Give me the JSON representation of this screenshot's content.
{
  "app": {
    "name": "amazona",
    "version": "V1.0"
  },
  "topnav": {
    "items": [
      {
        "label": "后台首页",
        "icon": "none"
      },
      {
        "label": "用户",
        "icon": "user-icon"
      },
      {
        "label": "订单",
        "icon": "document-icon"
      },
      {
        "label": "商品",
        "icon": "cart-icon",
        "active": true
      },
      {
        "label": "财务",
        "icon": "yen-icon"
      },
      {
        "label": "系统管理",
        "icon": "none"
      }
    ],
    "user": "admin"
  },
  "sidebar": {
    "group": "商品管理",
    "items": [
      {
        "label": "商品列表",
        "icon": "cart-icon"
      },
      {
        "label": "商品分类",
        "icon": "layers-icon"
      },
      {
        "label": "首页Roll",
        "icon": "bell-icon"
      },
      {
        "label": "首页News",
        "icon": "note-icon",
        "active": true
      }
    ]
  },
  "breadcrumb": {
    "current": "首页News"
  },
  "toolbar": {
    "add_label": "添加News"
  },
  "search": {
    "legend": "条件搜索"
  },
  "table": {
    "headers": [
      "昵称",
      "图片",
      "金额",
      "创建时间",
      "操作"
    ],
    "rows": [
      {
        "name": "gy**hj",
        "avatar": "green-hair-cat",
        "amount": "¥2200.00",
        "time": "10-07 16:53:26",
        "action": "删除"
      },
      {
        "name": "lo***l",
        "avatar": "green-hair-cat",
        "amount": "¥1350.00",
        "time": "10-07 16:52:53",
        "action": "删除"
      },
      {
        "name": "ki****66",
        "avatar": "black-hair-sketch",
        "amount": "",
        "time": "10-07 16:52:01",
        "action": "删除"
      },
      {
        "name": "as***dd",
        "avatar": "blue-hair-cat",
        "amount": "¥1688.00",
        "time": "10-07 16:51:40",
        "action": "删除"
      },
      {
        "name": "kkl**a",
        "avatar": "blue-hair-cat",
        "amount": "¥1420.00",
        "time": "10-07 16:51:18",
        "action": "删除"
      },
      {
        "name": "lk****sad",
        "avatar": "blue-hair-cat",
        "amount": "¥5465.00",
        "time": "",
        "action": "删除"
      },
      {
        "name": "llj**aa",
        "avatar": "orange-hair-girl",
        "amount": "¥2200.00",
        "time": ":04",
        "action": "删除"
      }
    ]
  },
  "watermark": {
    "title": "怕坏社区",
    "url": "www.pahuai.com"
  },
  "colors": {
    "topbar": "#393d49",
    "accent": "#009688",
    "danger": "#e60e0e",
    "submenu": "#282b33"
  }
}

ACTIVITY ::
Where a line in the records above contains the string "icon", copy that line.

ANSWER TO THIS TASK ::
        "icon": "none"
        "icon": "user-icon"
        "icon": "document-icon"
        "icon": "cart-icon",
        "icon": "yen-icon"
        "icon": "none"
        "icon": "cart-icon"
        "icon": "layers-icon"
        "icon": "bell-icon"
        "icon": "note-icon",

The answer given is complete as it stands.